There are four elastic tissue bands (ligaments) located within and around the knee joint. The anterior cruciate ligament (ACL) travels diagonally through the center of the knee from the posterior femur (thigh bone) to the anterior (front) tibia. This ligament provides rotational stability as well as limiting forward movement of the tibia (shin bone). If the ACL is stretched beyond its limits, the tibia can slip from under the femur causing the ligament to tear. An ACL injury or disruption can result in a mild strain, from simply being stretched, to the ligament being completely torn. This type of injury can be caused by a direct blow to the knee, sudden stopping, pivoting with a firmly planted foot, or suddenly slowing down and changing direction. Because these actions are seen across several sports, an ACL injury is remarkably common among athletes. Dr. Answorth A. Allen, orthopedic knee specialist serving patients in Manhattan, New York City, Westchester, Long Island and surrounding areas, has the knowledge and understanding, as well as substantial experience in treating patients who have experienced an ACL injury.

Who is at risk for an ACL injury?

There are an estimated 100,000 to 200,000 anterior cruciate ligament injuries each year in the United States, roughly half of which are complete tears, also known as ruptures. An ACL injury is exceptionally prevalent among athletes of all ages and experience levels. However, there are a number of factors that can increase the likelihood of experiencing an ACL injury, as follows:

  • Women are two to four times more likely to experience an ACL tear than men. The differences in anatomy, muscle strength, and hormonal influences may contribute to this.
  • Wearing footwear that does not fit correctly or provides poor support.
  • Poor conditioning, or using inadequately maintained sports equipment that is not adjusted properly.
  • Artificial turf: More ACL injuries occur on fields lined with artificial turf than grassy surfaces.

What are the symptoms of an ACL injury?

Sudden and severe pain immediately following a knee injury is the most common complaint of an ACL injury.

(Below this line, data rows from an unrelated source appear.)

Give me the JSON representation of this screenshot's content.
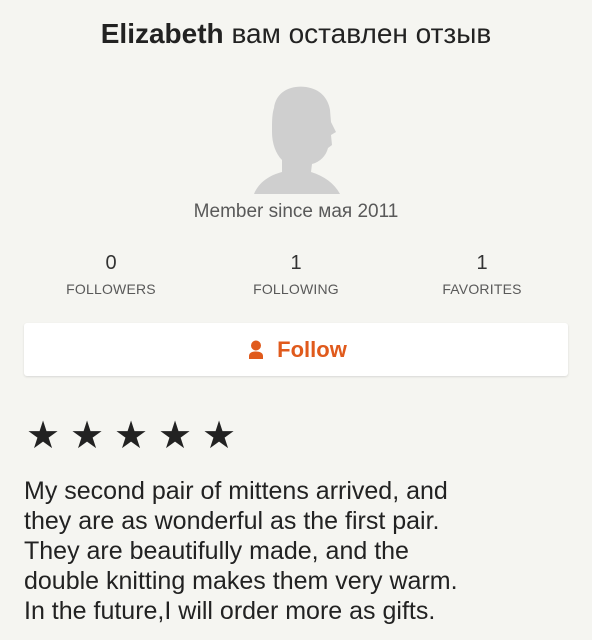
{
  "header": {
    "name": "Elizabeth",
    "suffix": "вам оставлен отзыв"
  },
  "profile": {
    "avatar_icon": "default-user-silhouette",
    "member_since": "Member since мая 2011"
  },
  "stats": [
    {
      "count": "0",
      "label": "FOLLOWERS"
    },
    {
      "count": "1",
      "label": "FOLLOWING"
    },
    {
      "count": "1",
      "label": "FAVORITES"
    }
  ],
  "follow": {
    "label": "Follow",
    "icon": "person-icon",
    "color": "#e05a1c"
  },
  "review": {
    "rating": 5,
    "rating_max": 5,
    "star_glyph": "★",
    "lines": [
      "My second pair of mittens arrived, and",
      "they are as wonderful as the first pair.",
      "They are beautifully made, and the",
      "double knitting makes them very warm.",
      "In the future,I  will order more as gifts."
    ]
  }
}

Other symptoms of an ACL injury include:

  • A “popping” sound is often heard at the time of the injury
  • Pain and tenderness along the joint line
  • Decreased range of motion
  • Difficulty or pain with weight-bearing
  • Swelling and bruising of the affected knee
  • Knee instability

How is an ACL injury or disruption diagnosed?

Dr. Allen will obtain a comprehensive medical history and inquire about the events leading up to the injury. He will also perform a thorough physical examination including an evaluation for areas of pain and assessing knee range of motion. Diagnostic imaging such as x-rays and magnetic resonance imaging (MRI) may be requested to confirm a diagnosis of ACL injury and identify any damage to other structures within the knee joint.

What is the treatment for an ACL injury?

Non-surgical treatment:

If a patient does not experience knee instability with an ACL injury, or the ACL is not required for sports or daily activities, conservative therapy may be enough to successfully heal an ACL injury. Avoiding weight-bearing with crutches and applying a knee brace can help the ligament heal properly. A combination of RICE (rest, ice, compression, elevation) and non-steroidal anti-inflammatory medications can be used for pain management and reduce swelling associated with this injury.  When the pain and swelling have dissipated, a physical rehabilitation program aimed at restoring muscle strength and range of motion may also be recommended.

Surgical treatment:

In the event of a more severe or complex tear of the ACL, or if conservative therapy is unsuccessful, an arthroscopic ACL reconstruction may be necessary to restabilize the knee joint. This minimally invasive procedure involves a small camera (arthroscope) to visualize the muscles, tendons, and ligaments of the knee joint. Dr. Allen uses specialized surgical instruments to excise the damaged fragments of the ACL that are replaced with a tissue graft, either from the patient (autograft) or donor tissue (allograft). This arthroscopic procedure provides a shorter recovery period for patients to return to their normal daily activities.

ACL Injury Specialist

Are you an athlete that participates in frequent twisting or sudden stopping? Actions such as these can cause injury or tears to the ACL. These injuries are very common and can cause pain, decreased range of motion, and instability. Complex knee specialist Doctor Answorth Allen is experienced in diagnosing and treating patients in Manhattan, New York City, Westchester, Long Island and surrounding areas who have sustained an ACL injury. Contact Dr. Allen’s team today!